■ **EXERCISE OBJECTIVE**: I'd like the data beneath this line reproduced exactly, without any of its images.

BEGIN MATERIAL FOR THE TASK

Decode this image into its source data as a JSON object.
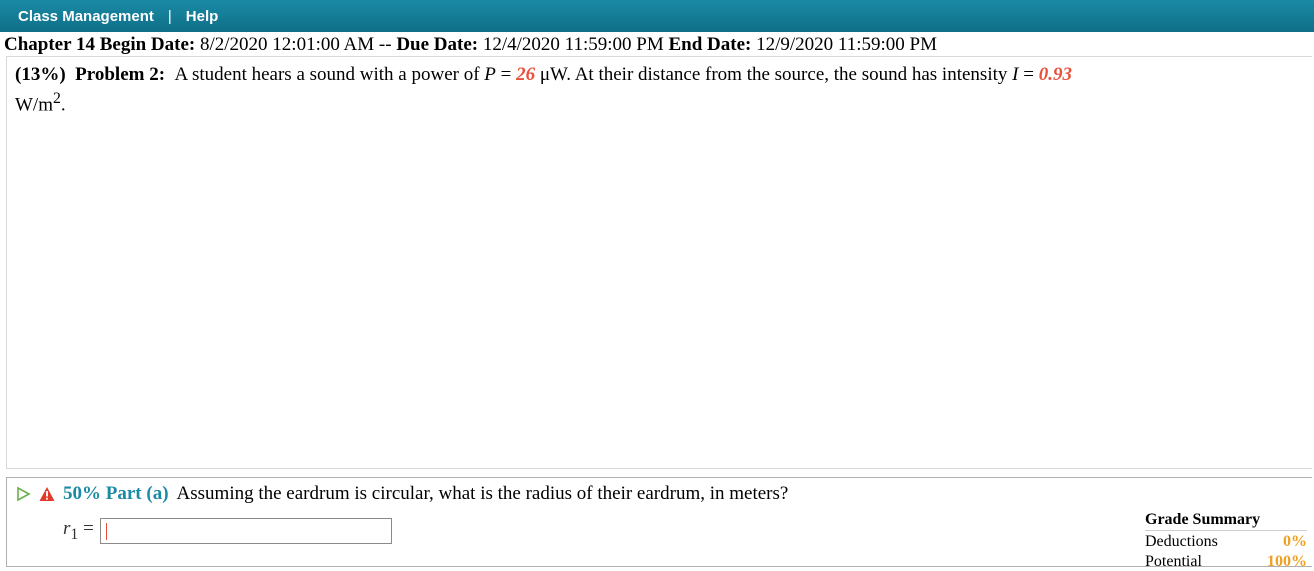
{
  "nav": {
    "class_management": "Class Management",
    "separator": "|",
    "help": "Help"
  },
  "dates": {
    "chapter": "Chapter 14",
    "begin_label": "Begin Date:",
    "begin_value": "8/2/2020 12:01:00 AM",
    "sep": "--",
    "due_label": "Due Date:",
    "due_value": "12/4/2020 11:59:00 PM",
    "end_label": "End Date:",
    "end_value": "12/9/2020 11:59:00 PM"
  },
  "problem": {
    "weight": "(13%)",
    "title": "Problem 2:",
    "text_1": "A student hears a sound with a power of",
    "var_p": "P",
    "eq": " = ",
    "value_p": "26",
    "unit_p": " μW. At their distance from the source, the sound has intensity",
    "var_i": "I",
    "value_i": "0.93",
    "unit_i": "W/m",
    "unit_i_exp": "2",
    "period": "."
  },
  "part_a": {
    "title": "50% Part (a)",
    "question": "Assuming the eardrum is circular, what is the radius of their eardrum, in meters?",
    "var": "r",
    "var_sub": "1",
    "eq": "=",
    "input_value": ""
  },
  "grade_summary": {
    "title": "Grade Summary",
    "deductions_label": "Deductions",
    "deductions_value": "0%",
    "potential_label": "Potential",
    "potential_value": "100%"
  },
  "colors": {
    "header": "#1a8aa5",
    "given_value": "#e8503a",
    "part_title": "#1a8aa5",
    "grade_value": "#f0a020"
  }
}
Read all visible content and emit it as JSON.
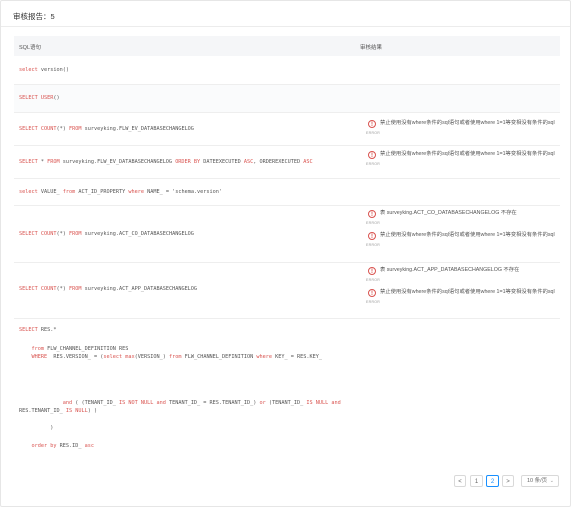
{
  "title": "审核报告：5",
  "table": {
    "col_sql": "SQL语句",
    "col_result": "审核结果"
  },
  "rows": [
    {
      "sql": "select version()",
      "results": []
    },
    {
      "sql": "SELECT USER()",
      "results": []
    },
    {
      "sql": "SELECT COUNT(*) FROM surveyking.FLW_EV_DATABASECHANGELOG",
      "results": [
        "禁止使用没有where条件的sql语句或者使用where 1=1等变相没有条件的sql"
      ]
    },
    {
      "sql": "SELECT * FROM surveyking.FLW_EV_DATABASECHANGELOG ORDER BY DATEEXECUTED ASC, ORDEREXECUTED ASC",
      "results": [
        "禁止使用没有where条件的sql语句或者使用where 1=1等变相没有条件的sql"
      ]
    },
    {
      "sql": "select VALUE_ from ACT_ID_PROPERTY where NAME_ = 'schema.version'",
      "results": []
    },
    {
      "sql": "SELECT COUNT(*) FROM surveyking.ACT_CO_DATABASECHANGELOG",
      "results": [
        "表 surveyking.ACT_CO_DATABASECHANGELOG 不存在",
        "禁止使用没有where条件的sql语句或者使用where 1=1等变相没有条件的sql"
      ]
    },
    {
      "sql": "SELECT COUNT(*) FROM surveyking.ACT_APP_DATABASECHANGELOG",
      "results": [
        "表 surveyking.ACT_APP_DATABASECHANGELOG 不存在",
        "禁止使用没有where条件的sql语句或者使用where 1=1等变相没有条件的sql"
      ]
    }
  ],
  "error_label": "ERROR",
  "multi_sql": [
    "SELECT RES.*",
    "    from FLW_CHANNEL_DEFINITION RES",
    "    WHERE  RES.VERSION_ = (select max(VERSION_) from FLW_CHANNEL_DEFINITION where KEY_ = RES.KEY_",
    "              and ( (TENANT_ID_ IS NOT NULL and TENANT_ID_ = RES.TENANT_ID_) or (TENANT_ID_ IS NULL and",
    "RES.TENANT_ID_ IS NULL) )",
    "          )",
    "    order by RES.ID_ asc"
  ],
  "pagination": {
    "prev": "<",
    "pages": [
      "1",
      "2"
    ],
    "current": "2",
    "next": ">",
    "page_size": "10 条/页"
  }
}
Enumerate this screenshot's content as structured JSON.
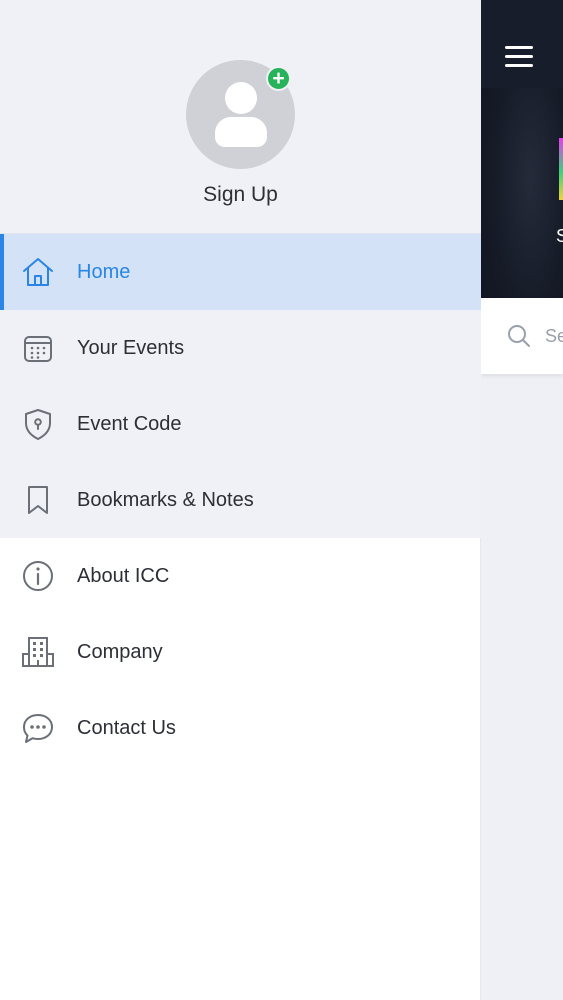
{
  "profile": {
    "avatar_icon": "user-avatar-icon",
    "badge_icon": "plus-circle-icon",
    "badge_symbol": "+",
    "signup_label": "Sign Up"
  },
  "menu": {
    "items": [
      {
        "label": "Home",
        "icon": "home-icon",
        "active": true
      },
      {
        "label": "Your Events",
        "icon": "calendar-icon",
        "active": false
      },
      {
        "label": "Event Code",
        "icon": "shield-icon",
        "active": false
      },
      {
        "label": "Bookmarks & Notes",
        "icon": "bookmark-icon",
        "active": false
      },
      {
        "label": "About ICC",
        "icon": "info-icon",
        "active": false
      },
      {
        "label": "Company",
        "icon": "building-icon",
        "active": false
      },
      {
        "label": "Contact Us",
        "icon": "chat-bubble-icon",
        "active": false
      }
    ]
  },
  "background_app": {
    "menu_icon": "hamburger-icon",
    "banner_text_peek": "S",
    "search_placeholder_peek": "Se"
  },
  "colors": {
    "accent": "#2a86e6",
    "active_bg": "#d3e2f7",
    "badge_green": "#27b35a",
    "drawer_shaded_bg": "#f0f1f6",
    "header_dark": "#181d2b"
  }
}
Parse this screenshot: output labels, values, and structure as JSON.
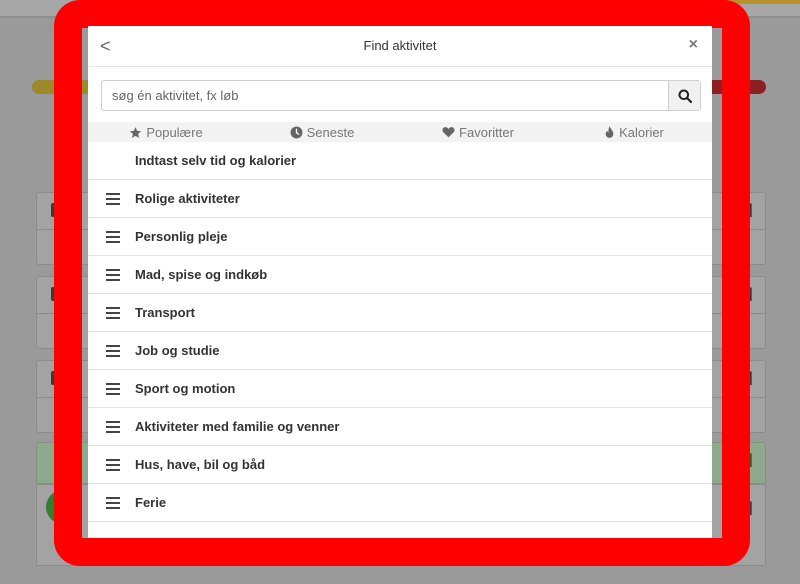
{
  "modal": {
    "back_label": "<",
    "title": "Find aktivitet",
    "close_label": "×"
  },
  "search": {
    "placeholder": "søg én aktivitet, fx løb"
  },
  "tabs": [
    {
      "label": "Populære",
      "icon": "star-icon"
    },
    {
      "label": "Seneste",
      "icon": "clock-icon"
    },
    {
      "label": "Favoritter",
      "icon": "heart-icon"
    },
    {
      "label": "Kalorier",
      "icon": "flame-icon"
    }
  ],
  "list": {
    "first_item": "Indtast selv tid og kalorier",
    "categories": [
      "Rolige aktiviteter",
      "Personlig pleje",
      "Mad, spise og indkøb",
      "Transport",
      "Job og studie",
      "Sport og motion",
      "Aktiviteter med familie og venner",
      "Hus, have, bil og båd",
      "Ferie"
    ]
  },
  "background": {
    "kcal_fragment": "al"
  },
  "colors": {
    "annotation": "#ff0000",
    "overlay": "#9a9a9a"
  }
}
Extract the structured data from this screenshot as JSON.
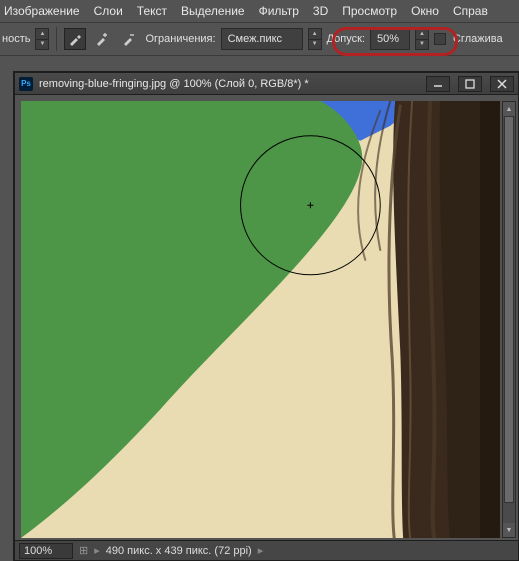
{
  "menubar": {
    "image": "Изображение",
    "layers": "Слои",
    "text": "Текст",
    "selection": "Выделение",
    "filter": "Фильтр",
    "threed": "3D",
    "view": "Просмотр",
    "window": "Окно",
    "help": "Справ"
  },
  "optionsbar": {
    "partial_left": "ность",
    "constraints_label": "Ограничения:",
    "constraints_value": "Смеж.пикс",
    "tolerance_label": "Допуск:",
    "tolerance_value": "50%",
    "smooth_label": "Сглажива"
  },
  "document": {
    "title": "removing-blue-fringing.jpg @ 100% (Слой 0, RGB/8*) *"
  },
  "statusbar": {
    "zoom": "100%",
    "info": "490 пикс. x 439 пикс. (72 ppi)"
  }
}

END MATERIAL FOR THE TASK

■ **SOLUTION**:
Decode this image into its source data as a JSON object.
{
  "nav": {
    "class_management": "Class Management",
    "separator": "|",
    "help": "Help"
  },
  "dates": {
    "chapter": "Chapter 14",
    "begin_label": "Begin Date:",
    "begin_value": "8/2/2020 12:01:00 AM",
    "sep": "--",
    "due_label": "Due Date:",
    "due_value": "12/4/2020 11:59:00 PM",
    "end_label": "End Date:",
    "end_value": "12/9/2020 11:59:00 PM"
  },
  "problem": {
    "weight": "(13%)",
    "title": "Problem 2:",
    "text_1": "A student hears a sound with a power of",
    "var_p": "P",
    "eq": " = ",
    "value_p": "26",
    "unit_p": " μW. At their distance from the source, the sound has intensity",
    "var_i": "I",
    "value_i": "0.93",
    "unit_i": "W/m",
    "unit_i_exp": "2",
    "period": "."
  },
  "part_a": {
    "title": "50% Part (a)",
    "question": "Assuming the eardrum is circular, what is the radius of their eardrum, in meters?",
    "var": "r",
    "var_sub": "1",
    "eq": "=",
    "input_value": ""
  },
  "grade_summary": {
    "title": "Grade Summary",
    "deductions_label": "Deductions",
    "deductions_value": "0%",
    "potential_label": "Potential",
    "potential_value": "100%"
  },
  "colors": {
    "header": "#1a8aa5",
    "given_value": "#e8503a",
    "part_title": "#1a8aa5",
    "grade_value": "#f0a020"
  }
}
Read all visible content and emit it as JSON.
{
  "title": "审核报告：5",
  "table": {
    "col_sql": "SQL语句",
    "col_result": "审核结果"
  },
  "rows": [
    {
      "sql": "select version()",
      "results": []
    },
    {
      "sql": "SELECT USER()",
      "results": []
    },
    {
      "sql": "SELECT COUNT(*) FROM surveyking.FLW_EV_DATABASECHANGELOG",
      "results": [
        "禁止使用没有where条件的sql语句或者使用where 1=1等变相没有条件的sql"
      ]
    },
    {
      "sql": "SELECT * FROM surveyking.FLW_EV_DATABASECHANGELOG ORDER BY DATEEXECUTED ASC, ORDEREXECUTED ASC",
      "results": [
        "禁止使用没有where条件的sql语句或者使用where 1=1等变相没有条件的sql"
      ]
    },
    {
      "sql": "select VALUE_ from ACT_ID_PROPERTY where NAME_ = 'schema.version'",
      "results": []
    },
    {
      "sql": "SELECT COUNT(*) FROM surveyking.ACT_CO_DATABASECHANGELOG",
      "results": [
        "表 surveyking.ACT_CO_DATABASECHANGELOG 不存在",
        "禁止使用没有where条件的sql语句或者使用where 1=1等变相没有条件的sql"
      ]
    },
    {
      "sql": "SELECT COUNT(*) FROM surveyking.ACT_APP_DATABASECHANGELOG",
      "results": [
        "表 surveyking.ACT_APP_DATABASECHANGELOG 不存在",
        "禁止使用没有where条件的sql语句或者使用where 1=1等变相没有条件的sql"
      ]
    }
  ],
  "error_label": "ERROR",
  "multi_sql": [
    "SELECT RES.*",
    "    from FLW_CHANNEL_DEFINITION RES",
    "    WHERE  RES.VERSION_ = (select max(VERSION_) from FLW_CHANNEL_DEFINITION where KEY_ = RES.KEY_",
    "              and ( (TENANT_ID_ IS NOT NULL and TENANT_ID_ = RES.TENANT_ID_) or (TENANT_ID_ IS NULL and",
    "RES.TENANT_ID_ IS NULL) )",
    "          )",
    "    order by RES.ID_ asc"
  ],
  "pagination": {
    "prev": "<",
    "pages": [
      "1",
      "2"
    ],
    "current": "2",
    "next": ">",
    "page_size": "10 条/页"
  }
}
Enumerate this screenshot's content as structured JSON.
{
  "profile": {
    "avatar_icon": "user-avatar-icon",
    "badge_icon": "plus-circle-icon",
    "badge_symbol": "+",
    "signup_label": "Sign Up"
  },
  "menu": {
    "items": [
      {
        "label": "Home",
        "icon": "home-icon",
        "active": true
      },
      {
        "label": "Your Events",
        "icon": "calendar-icon",
        "active": false
      },
      {
        "label": "Event Code",
        "icon": "shield-icon",
        "active": false
      },
      {
        "label": "Bookmarks & Notes",
        "icon": "bookmark-icon",
        "active": false
      },
      {
        "label": "About ICC",
        "icon": "info-icon",
        "active": false
      },
      {
        "label": "Company",
        "icon": "building-icon",
        "active": false
      },
      {
        "label": "Contact Us",
        "icon": "chat-bubble-icon",
        "active": false
      }
    ]
  },
  "background_app": {
    "menu_icon": "hamburger-icon",
    "banner_text_peek": "S",
    "search_placeholder_peek": "Se"
  },
  "colors": {
    "accent": "#2a86e6",
    "active_bg": "#d3e2f7",
    "badge_green": "#27b35a",
    "drawer_shaded_bg": "#f0f1f6",
    "header_dark": "#181d2b"
  }
}
Parse this screenshot: output labels, values, and structure as JSON.
{
  "modal": {
    "back_label": "<",
    "title": "Find aktivitet",
    "close_label": "×"
  },
  "search": {
    "placeholder": "søg én aktivitet, fx løb"
  },
  "tabs": [
    {
      "label": "Populære",
      "icon": "star-icon"
    },
    {
      "label": "Seneste",
      "icon": "clock-icon"
    },
    {
      "label": "Favoritter",
      "icon": "heart-icon"
    },
    {
      "label": "Kalorier",
      "icon": "flame-icon"
    }
  ],
  "list": {
    "first_item": "Indtast selv tid og kalorier",
    "categories": [
      "Rolige aktiviteter",
      "Personlig pleje",
      "Mad, spise og indkøb",
      "Transport",
      "Job og studie",
      "Sport og motion",
      "Aktiviteter med familie og venner",
      "Hus, have, bil og båd",
      "Ferie"
    ]
  },
  "background": {
    "kcal_fragment": "al"
  },
  "colors": {
    "annotation": "#ff0000",
    "overlay": "#9a9a9a"
  }
}
Extract the structured data from this screenshot as JSON.
{
  "menubar": {
    "image": "Изображение",
    "layers": "Слои",
    "text": "Текст",
    "selection": "Выделение",
    "filter": "Фильтр",
    "threed": "3D",
    "view": "Просмотр",
    "window": "Окно",
    "help": "Справ"
  },
  "optionsbar": {
    "partial_left": "ность",
    "constraints_label": "Ограничения:",
    "constraints_value": "Смеж.пикс",
    "tolerance_label": "Допуск:",
    "tolerance_value": "50%",
    "smooth_label": "Сглажива"
  },
  "document": {
    "title": "removing-blue-fringing.jpg @ 100% (Слой 0, RGB/8*) *"
  },
  "statusbar": {
    "zoom": "100%",
    "info": "490 пикс. x 439 пикс. (72 ppi)"
  }
}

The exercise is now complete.